Regarding Those Things I Mentioned

  1. So, it turns out that I really like software testing ("Quality Assurance"...orperhapsyouprefer "Business Analysis"). It's tricky stuff in that you need to understand complex software at a pretty deep level and you need to be able to apprehend problems from a user perspective and from a development perspective. BUT holy crap is it easy compared to what I have been doing: the constantly-escalating technical challenges and playing-with-live-ammo aspect of production systems management. I mean, I'm still doing that, but at least now there's a lot of totally unthreatening testing in there, too. As an added bonus, my time is billed to the clients, so I'm actually i>making the company money.
  2. Riding that them thar bike! It's like free exercise, you guys!
  3. Also: had a terrific pants day the other day. Pants were located! Pants were purchased! We discovered that the Goodwill on Broadway near Lloyd Center is great. I got an apparently unworn pair of Gap jeans for 10 bucks. I got an amazing green cowboy pear-snap button shirt for 6. ET CETERA. Also: some weird generic Chinese pseudo-cords from Sears for 15. WELCOME TO THUNDERDOME.


My Cup Runneth Over

With events! I have been doing things, and the fact that when I'm at work I have to work and when I'm at home I'm hanging out with Plan C means that I don't get to blog much. As a result, the whole world suffers. Here's what's been up:
  1. I went to Sunriver with my mom, stepdad, brother, B and Plan C. We had a very nice time drinking all the wine in central Oregon. Also, there were bike rides and games of Ticket to Ride.
  2. We have been pretty darn social. This means that we eat dinner with people, basically.
  3. I started riding my (borrowed - thanks E!) bike to work. It's about 30 minutes one way, going from 47th + Stark over the Burnside Bridge to the office, then later reversing that process to go home. It's very satisfying, albeit a little scary, and if the first few days are any indication, I am going to be back in cardio-related shape very quickly.
  4. I seriously need some new pants AGAIN.
  5. I'm moving very quickly into QA (which means software testing) at work as the operations stuff sort of starts to fall off.
  6. I have initiated the house-buying process. I've sent off reams of financial paperwork, albeit digitized, to the loan officer lady, and I expect we'll be seriously at it by mid-August or so.
  7. Plan C grew like a vertical foot in a week.
I have pictures on flickr, which is where I put pictures, because I'm wary of putting pictures on Facebook. That is all.



So...funny timing on blog posts. I was hired full-time at the software company two days after my latest online bitch-fest. All I can say about it is that I feel completely unequivocal about my priorities; even if this means that teaching becomes entirely a sideline activity for the rest of my life, I really don't care. I find that at 32, with a kid, living in the post-apocalyptic wasteland of American capitalism, I just want to take care of my family and try to keep my head above water.

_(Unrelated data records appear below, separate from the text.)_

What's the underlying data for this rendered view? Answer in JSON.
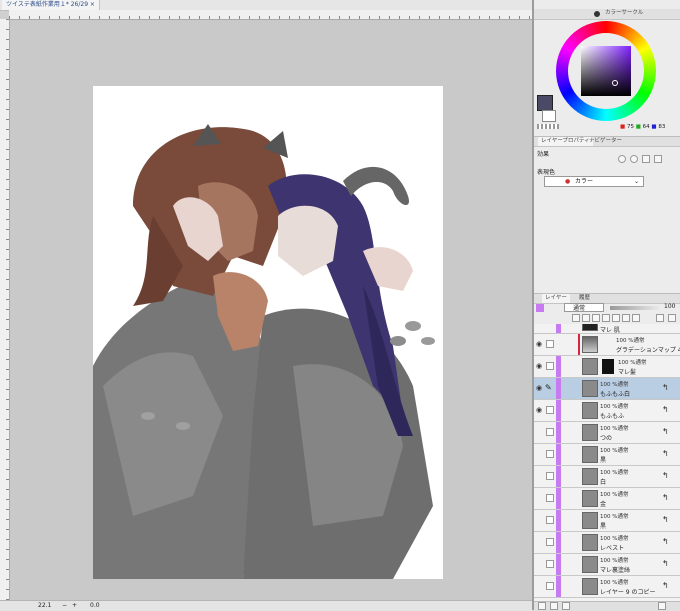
{
  "document_tab": {
    "title": "ツイステ表紙作業用１* 26/29 ×"
  },
  "statusbar": {
    "zoom": "22.1",
    "angle": "0.0"
  },
  "color_panel": {
    "tab_label": "カラーサークル",
    "values": {
      "h": "75",
      "s": "64",
      "v": "83"
    }
  },
  "layer_property": {
    "tabs": [
      "レイヤープロパティ",
      "ナビゲーター"
    ],
    "effect_label": "効果",
    "expression_label": "表現色",
    "expression_value": "カラー"
  },
  "layer_panel": {
    "tabs": [
      "レイヤー",
      "履歴"
    ],
    "blend_mode": "通常",
    "opacity": "100",
    "layers": [
      {
        "mode": "",
        "name": "マレ 肌"
      },
      {
        "mode": "100 %通常",
        "name": "グラデーションマップ 4"
      },
      {
        "mode": "100 %通常",
        "name": "マレ髪"
      },
      {
        "mode": "100 %通常",
        "name": "もふもふ白"
      },
      {
        "mode": "100 %通常",
        "name": "もふもふ"
      },
      {
        "mode": "100 %通常",
        "name": "つの"
      },
      {
        "mode": "100 %通常",
        "name": "黒"
      },
      {
        "mode": "100 %通常",
        "name": "白"
      },
      {
        "mode": "100 %通常",
        "name": "金"
      },
      {
        "mode": "100 %通常",
        "name": "黒"
      },
      {
        "mode": "100 %通常",
        "name": "レベスト"
      },
      {
        "mode": "100 %通常",
        "name": "マレ裏塗絲"
      },
      {
        "mode": "100 %通常",
        "name": "レイヤー 9 のコピー"
      }
    ]
  },
  "colors": {
    "accent": "#c77bf0",
    "selected": "#b9cde3",
    "swatch_main": "#4a4a66"
  }
}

I was IM'ing with K about it yesterday and she was pointing out that it's also something of a stand on principle to reject the endless treadmill of part-time, insecure and unsupported academic employment (i.e. as an adjunct/lecturer.) The system works because so many people like me / K* are willing to chase after the elusive full-time jobs, sacrificing everything in the name of a career and a system that almost no one actually gets access to.

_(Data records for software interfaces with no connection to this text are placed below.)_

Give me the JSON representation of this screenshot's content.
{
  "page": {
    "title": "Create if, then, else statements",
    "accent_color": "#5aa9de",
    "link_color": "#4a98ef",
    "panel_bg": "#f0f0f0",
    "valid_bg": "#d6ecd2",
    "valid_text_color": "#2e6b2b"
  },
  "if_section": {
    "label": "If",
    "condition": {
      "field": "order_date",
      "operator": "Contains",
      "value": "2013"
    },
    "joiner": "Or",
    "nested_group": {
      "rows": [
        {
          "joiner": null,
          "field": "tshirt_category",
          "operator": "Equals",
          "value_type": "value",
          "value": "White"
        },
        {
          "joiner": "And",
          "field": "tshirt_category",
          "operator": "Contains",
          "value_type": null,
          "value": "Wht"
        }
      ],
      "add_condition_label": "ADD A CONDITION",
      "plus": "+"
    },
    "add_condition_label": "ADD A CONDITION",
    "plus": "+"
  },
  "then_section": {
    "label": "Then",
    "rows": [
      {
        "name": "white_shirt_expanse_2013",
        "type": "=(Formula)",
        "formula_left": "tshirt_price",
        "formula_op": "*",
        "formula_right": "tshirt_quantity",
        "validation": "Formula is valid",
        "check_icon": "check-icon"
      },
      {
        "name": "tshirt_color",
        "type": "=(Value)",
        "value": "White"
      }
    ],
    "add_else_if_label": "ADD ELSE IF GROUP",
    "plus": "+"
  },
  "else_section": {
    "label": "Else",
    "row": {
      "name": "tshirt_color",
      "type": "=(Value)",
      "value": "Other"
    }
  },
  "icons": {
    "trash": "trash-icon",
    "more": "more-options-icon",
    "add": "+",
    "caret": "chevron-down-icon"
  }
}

Looking back, I think I'm most bitter about the attitude of tenured / tenure-track faculty, who treat adjuncts as kind of embarrassing plague-bearers; they walk past them in the halls of academic discourse (virtually and literally) like most of us walk past bearded hobos wrapped in sleeping bags begging for change. Of all the causes academics try to associate themselves with, the fate of the entire profession doesn't seem very important to most of them.

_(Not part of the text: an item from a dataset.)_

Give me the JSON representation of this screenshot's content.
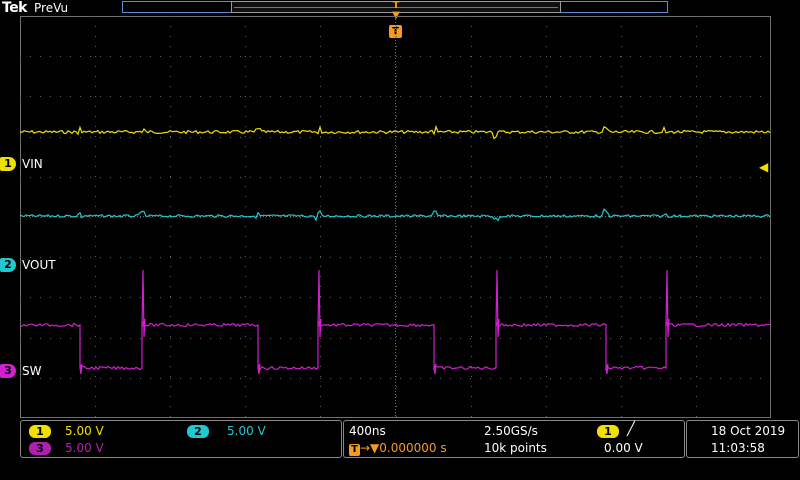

So, fuck them anyway. I'll go fix servers and do software QA.

* K is calling bullshit on this, too. By "people like me / K," I just mean "people with PhDs who are old(er) and want to not be as poor as they have been forever."



The setting: since about 1980, real wages in the US have stagnated or declined across the board. The "growth" of the economy has been based entirely on financial and commodity speculation (stocks, real estate, currency trading, and so on), meaning only people who are already wealthy have access to further wealth. The social standard is still that of the so-called full-time job: a 40-hour work week (not counting commute, lunch and breaks, and heaps of unpaid overtime for salaried employees) with a decent wage and modest benefits. Full-time jobs are, however, the privilege of a relatively small elite of educated, well-connected people, and they're always vulnerable to outsourcing / downsizing / restructuring / further corporate euphemism.

The protagonist: a basically well-meaning and friendly fellow with a lot of degrees and some technical skills.

The challenge: can our tinhorn hero navigate the treacherous waters of postmodern capitalism and arrive at the shoals of a semi-secure "full-time job," having despaired of the larger context improving in the slightest? Will he scale the ice wall of technical certifications armed with the crampons of a mediocre understanding of networking and domain administration, or will he skip from stone to stone across the river of community college education, earning barely enough to keep his family fed (to quote the Beverly Hillbillies theme)?

Or will his metaphors get even worse?!

Tune in this decade as we find out if the far-off dream of buying a small bungalow in a livable neighborhood of Portland, going on the occasional trip to a nearby spot featuring a river or something, and modern amenities like new socks once in a while are on the horizon!